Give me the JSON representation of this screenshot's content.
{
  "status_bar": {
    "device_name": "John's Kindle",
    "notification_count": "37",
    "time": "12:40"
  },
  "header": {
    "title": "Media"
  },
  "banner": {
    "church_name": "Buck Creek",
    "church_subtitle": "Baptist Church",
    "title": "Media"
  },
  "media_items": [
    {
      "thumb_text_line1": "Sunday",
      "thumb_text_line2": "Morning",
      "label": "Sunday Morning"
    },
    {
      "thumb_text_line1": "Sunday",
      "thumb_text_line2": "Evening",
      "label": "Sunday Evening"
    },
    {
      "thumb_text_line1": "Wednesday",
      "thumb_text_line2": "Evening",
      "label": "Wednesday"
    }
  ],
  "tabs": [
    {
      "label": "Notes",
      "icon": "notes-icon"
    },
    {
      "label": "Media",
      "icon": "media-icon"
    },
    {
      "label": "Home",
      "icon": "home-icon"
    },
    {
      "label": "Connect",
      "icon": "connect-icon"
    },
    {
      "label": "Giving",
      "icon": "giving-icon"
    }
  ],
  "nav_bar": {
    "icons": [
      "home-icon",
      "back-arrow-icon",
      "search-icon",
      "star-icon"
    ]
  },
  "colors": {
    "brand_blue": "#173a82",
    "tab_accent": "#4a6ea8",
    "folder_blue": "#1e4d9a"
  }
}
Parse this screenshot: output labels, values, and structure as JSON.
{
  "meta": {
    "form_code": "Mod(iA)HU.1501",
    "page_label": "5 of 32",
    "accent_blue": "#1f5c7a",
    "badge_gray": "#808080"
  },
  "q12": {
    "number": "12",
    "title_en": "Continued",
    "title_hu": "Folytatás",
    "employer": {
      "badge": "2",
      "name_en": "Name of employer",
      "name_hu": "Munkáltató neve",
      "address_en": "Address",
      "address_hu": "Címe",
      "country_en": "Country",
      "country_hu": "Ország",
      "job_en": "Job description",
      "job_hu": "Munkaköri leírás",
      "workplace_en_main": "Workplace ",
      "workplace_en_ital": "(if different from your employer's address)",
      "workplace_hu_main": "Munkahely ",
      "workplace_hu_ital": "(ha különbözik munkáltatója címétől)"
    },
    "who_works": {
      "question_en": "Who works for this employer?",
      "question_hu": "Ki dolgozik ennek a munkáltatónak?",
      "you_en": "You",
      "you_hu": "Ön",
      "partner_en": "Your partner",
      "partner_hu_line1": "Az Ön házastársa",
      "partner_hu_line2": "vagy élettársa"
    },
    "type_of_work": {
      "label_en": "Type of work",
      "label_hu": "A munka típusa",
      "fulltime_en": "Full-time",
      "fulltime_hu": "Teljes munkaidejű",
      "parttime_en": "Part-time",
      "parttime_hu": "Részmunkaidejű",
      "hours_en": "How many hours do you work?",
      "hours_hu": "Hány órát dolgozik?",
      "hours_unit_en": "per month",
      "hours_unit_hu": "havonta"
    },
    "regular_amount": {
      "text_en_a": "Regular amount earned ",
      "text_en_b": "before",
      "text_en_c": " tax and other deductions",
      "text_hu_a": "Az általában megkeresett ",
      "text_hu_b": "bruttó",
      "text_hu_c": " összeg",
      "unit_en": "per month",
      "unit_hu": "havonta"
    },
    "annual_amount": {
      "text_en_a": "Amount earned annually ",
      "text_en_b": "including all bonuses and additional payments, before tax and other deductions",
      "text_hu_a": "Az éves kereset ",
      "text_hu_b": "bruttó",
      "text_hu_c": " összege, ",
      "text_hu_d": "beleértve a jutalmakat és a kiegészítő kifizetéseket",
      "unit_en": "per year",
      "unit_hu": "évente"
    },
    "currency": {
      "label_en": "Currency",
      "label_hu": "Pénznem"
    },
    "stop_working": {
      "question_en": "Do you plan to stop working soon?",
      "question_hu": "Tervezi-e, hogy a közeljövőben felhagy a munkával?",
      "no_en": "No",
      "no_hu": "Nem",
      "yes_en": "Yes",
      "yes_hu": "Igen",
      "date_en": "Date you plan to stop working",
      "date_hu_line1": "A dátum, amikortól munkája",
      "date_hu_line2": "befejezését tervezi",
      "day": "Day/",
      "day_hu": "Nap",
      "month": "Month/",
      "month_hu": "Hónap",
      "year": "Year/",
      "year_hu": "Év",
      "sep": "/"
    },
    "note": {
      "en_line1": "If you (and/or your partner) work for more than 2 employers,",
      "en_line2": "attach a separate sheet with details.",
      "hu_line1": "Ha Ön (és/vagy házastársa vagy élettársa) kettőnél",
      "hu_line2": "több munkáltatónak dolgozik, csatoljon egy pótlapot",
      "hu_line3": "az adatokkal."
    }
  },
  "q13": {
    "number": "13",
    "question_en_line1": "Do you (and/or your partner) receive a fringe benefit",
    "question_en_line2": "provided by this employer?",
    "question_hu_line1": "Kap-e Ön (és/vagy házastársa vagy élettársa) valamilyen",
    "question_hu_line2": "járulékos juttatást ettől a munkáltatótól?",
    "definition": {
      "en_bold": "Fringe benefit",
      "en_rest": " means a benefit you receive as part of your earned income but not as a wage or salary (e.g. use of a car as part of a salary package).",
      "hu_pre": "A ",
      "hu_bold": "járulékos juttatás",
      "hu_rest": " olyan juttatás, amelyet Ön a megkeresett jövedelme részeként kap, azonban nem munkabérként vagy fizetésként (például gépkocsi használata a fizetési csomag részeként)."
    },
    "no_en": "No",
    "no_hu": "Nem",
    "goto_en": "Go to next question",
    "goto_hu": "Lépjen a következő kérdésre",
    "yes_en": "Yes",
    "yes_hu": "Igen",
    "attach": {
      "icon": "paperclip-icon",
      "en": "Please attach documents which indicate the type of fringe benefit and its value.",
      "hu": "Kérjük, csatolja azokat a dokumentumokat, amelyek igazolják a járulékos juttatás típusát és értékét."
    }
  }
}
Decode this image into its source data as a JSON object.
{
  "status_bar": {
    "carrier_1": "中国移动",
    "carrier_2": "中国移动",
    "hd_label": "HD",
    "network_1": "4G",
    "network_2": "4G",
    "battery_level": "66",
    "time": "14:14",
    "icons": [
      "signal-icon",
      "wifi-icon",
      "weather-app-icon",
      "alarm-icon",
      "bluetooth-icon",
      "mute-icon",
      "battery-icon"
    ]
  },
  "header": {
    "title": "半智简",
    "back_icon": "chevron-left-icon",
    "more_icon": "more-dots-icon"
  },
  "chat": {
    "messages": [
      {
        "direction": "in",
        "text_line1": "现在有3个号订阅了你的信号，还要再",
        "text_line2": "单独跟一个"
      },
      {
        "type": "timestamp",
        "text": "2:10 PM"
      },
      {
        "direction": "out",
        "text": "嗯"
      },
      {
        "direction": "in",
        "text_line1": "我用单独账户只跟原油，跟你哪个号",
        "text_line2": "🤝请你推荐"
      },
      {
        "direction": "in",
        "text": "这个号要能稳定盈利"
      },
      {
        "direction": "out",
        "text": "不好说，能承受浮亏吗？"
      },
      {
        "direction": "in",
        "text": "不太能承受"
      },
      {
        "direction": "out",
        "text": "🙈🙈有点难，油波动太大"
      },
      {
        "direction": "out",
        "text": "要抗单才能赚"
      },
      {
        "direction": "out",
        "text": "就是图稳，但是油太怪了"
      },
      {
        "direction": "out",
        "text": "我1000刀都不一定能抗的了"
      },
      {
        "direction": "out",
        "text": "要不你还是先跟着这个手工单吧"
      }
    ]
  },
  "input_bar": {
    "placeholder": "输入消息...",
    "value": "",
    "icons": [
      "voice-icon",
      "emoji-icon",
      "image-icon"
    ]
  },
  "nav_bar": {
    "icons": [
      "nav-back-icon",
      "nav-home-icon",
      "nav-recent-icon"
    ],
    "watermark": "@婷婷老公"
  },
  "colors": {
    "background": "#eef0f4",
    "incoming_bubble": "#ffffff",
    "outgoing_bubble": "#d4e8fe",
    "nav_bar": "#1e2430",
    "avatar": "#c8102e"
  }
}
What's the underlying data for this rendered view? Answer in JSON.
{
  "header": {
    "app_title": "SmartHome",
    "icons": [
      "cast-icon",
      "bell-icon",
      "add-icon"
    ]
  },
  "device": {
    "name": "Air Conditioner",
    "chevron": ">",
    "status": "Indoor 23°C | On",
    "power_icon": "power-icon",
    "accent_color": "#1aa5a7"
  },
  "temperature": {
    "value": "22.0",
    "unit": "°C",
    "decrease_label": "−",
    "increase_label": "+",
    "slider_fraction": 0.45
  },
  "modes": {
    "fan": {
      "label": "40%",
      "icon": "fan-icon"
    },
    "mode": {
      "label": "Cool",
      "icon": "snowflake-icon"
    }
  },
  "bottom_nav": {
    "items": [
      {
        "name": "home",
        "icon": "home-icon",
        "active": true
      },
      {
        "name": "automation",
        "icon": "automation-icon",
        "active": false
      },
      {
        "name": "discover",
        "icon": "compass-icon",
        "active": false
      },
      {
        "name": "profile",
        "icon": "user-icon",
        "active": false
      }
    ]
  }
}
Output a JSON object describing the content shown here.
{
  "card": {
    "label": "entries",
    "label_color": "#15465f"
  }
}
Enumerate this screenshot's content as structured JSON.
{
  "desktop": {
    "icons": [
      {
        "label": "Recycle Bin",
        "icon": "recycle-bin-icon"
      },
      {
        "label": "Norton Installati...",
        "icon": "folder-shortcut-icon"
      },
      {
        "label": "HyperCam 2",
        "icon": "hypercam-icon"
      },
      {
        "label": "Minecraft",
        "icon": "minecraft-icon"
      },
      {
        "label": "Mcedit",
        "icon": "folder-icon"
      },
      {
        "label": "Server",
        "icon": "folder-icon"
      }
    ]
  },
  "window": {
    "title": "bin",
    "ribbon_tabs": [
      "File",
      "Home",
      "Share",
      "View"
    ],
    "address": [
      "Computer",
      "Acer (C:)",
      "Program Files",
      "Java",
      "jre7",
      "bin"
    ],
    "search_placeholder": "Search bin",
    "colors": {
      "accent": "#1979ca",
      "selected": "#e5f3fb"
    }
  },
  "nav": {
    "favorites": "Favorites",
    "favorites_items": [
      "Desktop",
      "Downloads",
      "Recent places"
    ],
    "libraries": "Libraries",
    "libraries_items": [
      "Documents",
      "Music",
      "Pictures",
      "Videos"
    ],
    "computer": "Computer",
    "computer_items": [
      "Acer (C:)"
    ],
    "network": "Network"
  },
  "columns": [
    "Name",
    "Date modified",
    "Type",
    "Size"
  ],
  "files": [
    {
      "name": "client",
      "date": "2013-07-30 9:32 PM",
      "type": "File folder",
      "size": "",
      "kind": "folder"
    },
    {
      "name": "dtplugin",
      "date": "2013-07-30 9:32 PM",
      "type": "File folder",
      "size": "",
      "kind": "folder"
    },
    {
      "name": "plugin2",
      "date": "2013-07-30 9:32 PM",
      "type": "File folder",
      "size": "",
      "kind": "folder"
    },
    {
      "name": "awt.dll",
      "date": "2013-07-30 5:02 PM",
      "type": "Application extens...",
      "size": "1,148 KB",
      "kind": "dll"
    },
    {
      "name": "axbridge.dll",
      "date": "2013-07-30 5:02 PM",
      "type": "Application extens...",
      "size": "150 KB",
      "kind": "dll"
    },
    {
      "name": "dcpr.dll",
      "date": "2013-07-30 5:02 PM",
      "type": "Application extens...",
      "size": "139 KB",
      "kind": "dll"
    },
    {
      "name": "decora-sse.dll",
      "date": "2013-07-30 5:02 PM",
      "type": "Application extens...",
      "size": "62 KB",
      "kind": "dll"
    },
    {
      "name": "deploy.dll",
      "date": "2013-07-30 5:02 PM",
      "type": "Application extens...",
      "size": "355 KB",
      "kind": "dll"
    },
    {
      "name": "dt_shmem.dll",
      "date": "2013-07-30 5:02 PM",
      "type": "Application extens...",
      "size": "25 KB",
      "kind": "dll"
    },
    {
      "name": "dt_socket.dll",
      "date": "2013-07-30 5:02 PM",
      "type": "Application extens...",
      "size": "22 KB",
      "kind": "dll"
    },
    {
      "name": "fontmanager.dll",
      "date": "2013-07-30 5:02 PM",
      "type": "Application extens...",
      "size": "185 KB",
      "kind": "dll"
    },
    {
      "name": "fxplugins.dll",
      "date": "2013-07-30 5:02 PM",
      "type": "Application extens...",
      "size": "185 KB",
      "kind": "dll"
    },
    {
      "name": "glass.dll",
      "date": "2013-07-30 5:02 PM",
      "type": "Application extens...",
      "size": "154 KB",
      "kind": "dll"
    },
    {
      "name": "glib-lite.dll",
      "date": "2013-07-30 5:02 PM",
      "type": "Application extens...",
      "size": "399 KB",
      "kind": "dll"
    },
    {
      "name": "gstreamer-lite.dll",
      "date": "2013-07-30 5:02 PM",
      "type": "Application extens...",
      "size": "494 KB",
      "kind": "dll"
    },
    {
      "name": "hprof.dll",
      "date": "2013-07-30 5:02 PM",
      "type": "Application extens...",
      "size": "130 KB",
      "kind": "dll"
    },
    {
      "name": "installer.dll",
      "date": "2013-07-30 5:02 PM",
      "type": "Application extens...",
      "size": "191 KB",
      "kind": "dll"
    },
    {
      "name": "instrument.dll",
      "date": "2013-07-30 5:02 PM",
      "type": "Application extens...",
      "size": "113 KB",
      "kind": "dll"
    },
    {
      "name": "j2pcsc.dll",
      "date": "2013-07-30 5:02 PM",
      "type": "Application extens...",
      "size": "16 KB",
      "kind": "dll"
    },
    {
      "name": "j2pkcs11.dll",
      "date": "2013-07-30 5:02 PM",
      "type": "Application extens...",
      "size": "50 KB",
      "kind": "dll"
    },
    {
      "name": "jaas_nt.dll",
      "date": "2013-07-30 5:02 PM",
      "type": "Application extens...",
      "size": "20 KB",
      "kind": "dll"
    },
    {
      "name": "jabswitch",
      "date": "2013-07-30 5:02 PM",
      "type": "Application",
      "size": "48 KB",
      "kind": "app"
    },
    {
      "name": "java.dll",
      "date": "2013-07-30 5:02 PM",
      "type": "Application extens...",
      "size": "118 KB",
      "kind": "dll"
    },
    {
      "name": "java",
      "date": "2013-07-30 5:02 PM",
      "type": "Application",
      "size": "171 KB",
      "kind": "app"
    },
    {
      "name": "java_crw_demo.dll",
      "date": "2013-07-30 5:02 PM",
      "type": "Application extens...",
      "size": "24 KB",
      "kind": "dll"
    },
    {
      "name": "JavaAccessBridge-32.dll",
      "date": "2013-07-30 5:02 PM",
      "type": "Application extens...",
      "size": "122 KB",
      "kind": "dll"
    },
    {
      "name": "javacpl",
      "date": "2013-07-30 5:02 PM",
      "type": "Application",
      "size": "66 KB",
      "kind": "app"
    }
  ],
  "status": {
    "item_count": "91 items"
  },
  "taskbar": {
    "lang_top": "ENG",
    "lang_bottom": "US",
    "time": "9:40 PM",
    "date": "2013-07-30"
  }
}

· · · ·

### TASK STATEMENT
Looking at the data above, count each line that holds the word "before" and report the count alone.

### RESPONSE TO THIS EXERCISE
2